TY - JOUR T1 - Plasmid-mediated AmpC beta-lactamase-producing Escherichia coli causing urinary tract infection in the Auckland community likely to be resistant to commonly prescribed antimicrobials. AU - Drinkovic,Dragana, AU - Morris,Arthur J, AU - Dyet,Kristin, AU - Bakker,Sarah, AU - Heffernan,Helen, Y1 - 2015/03/13/ PY - 2015/4/2/entrez PY - 2015/4/2/pubmed PY - 2015/6/13/medline SP - 50 EP - 9 JF - The New Zealand medical journal JO - N Z Med J VL - 128 IS - 1410 N2 - AIM: To estimate the prevalence and characterise plasmid-mediated AmpC beta-lactamase (PMACBL)- producing Escherichia coli in the Auckland community.
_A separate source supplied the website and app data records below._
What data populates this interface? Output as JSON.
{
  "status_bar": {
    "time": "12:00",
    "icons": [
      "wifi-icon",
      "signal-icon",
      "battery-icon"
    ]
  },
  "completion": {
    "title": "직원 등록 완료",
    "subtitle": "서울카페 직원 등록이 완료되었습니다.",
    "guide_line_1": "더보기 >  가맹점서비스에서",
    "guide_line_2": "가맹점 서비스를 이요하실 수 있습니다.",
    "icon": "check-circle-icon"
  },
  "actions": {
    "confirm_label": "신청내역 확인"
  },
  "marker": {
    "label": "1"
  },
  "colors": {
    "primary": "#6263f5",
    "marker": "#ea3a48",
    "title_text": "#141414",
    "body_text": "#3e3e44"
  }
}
METHOD: All cefoxitin non-susceptible (NS) E. coli identified at the two Auckland community laboratories between 1 January and 31 August 2011 were referred to ESR for boronic acid double-disc synergy testing, to detect the production of AmpC beta-lactamase, and polymerase chain reaction (PCR) to identify the presence of PMACBL genes. PMACBL-producing isolates were typed using pulsed-field gel electrophoresis (PFGE), and PCR was used to determine their phylogenetic group and to identify multilocus sequence type (ST)131. Antimicrobial susceptibility testing and detection of extended-spectrum beta-lactamases (ESBLs) were performed according to the Clinical and Laboratory Standards Institute recommendations. RESULTS: 101 (51%) and 74 (37%) of 200 non-duplicate cefoxitin-NS E. coli were PMACBL producers or assumed hyper-producers of chromosomal AmpC beta-lactamase, respectively. The prevalence of PMACBL-producing E. coli was 0.4%. PMACBL-producing E. coli were significantly less susceptible to norfloxacin, trimethoprim and nitrofurantoin than E. coli that produced neither a PMACBL nor an ESBL. Very few (4%) PMACBL-producing E. coli co-produced an ESBL. Most (88%) of the PMACBL-producing isolates had a CMY-2-like PMACBL. The PMACBL-producing E. coli isolates were diverse based on their PFGE profiles, 44% belonged to phylogenetic group D, and only four were ST131. 100 of the 101 PMACBL-producing E. coli were cultured from urine, and were causing urinary tract infection (UTI) in the majority of patients. The median patient age was 56 years and most (94%) of the patients were women. A greater proportion of patients with community-acquired UTI caused by PMACBL-producing E. coli received a beta-lactam antimicrobial than patients with community-acquired UTI caused by other non-AmpC, non-ESBL-producing E. coli. Thirty-six (43%) patients with community-acquired UTI due to PMACBL-producing E. coli were neither hospitalised nor had any antimicrobial treatment in the previous 6 months. CONCLUSION: The prevalence of PMACBL-producing E. coli was relatively low in the Auckland community, but has increased in recent years. Typing revealed that the majority of the PMACBL-producing E. coli in the Auckland region were genetically unrelated meaning that a point source or direct person to person transmission are not drivers of local community spread currently. The isolates were more resistant to non-beta-lactam antimicrobials than other non-AmpC, non-ESBL-producing E. coli, leaving few treatment options. The majority of the PMACBL-producing E. coli isolates seemed to be acquired in the community and were most frequently isolated from women with UTI. A large proportion of patients with community-acquired UTI had not been hospitalised nor had any antimicrobial treatment in the previous 6 months. SN - 1175-8716 UR - https://www.unboundmedicine.com/medline/citation/25829039/Plasmid_mediated_AmpC_beta_lactamase_producing_Escherichia_coli_causing_urinary_tract_infection_in_the_Auckland_community_likely_to_be_resistant_to_commonly_prescribed_antimicrobials_ L2 - http://www.diseaseinfosearch.org/result/9683 DB - PRIME DP - Unbound Medicine ER -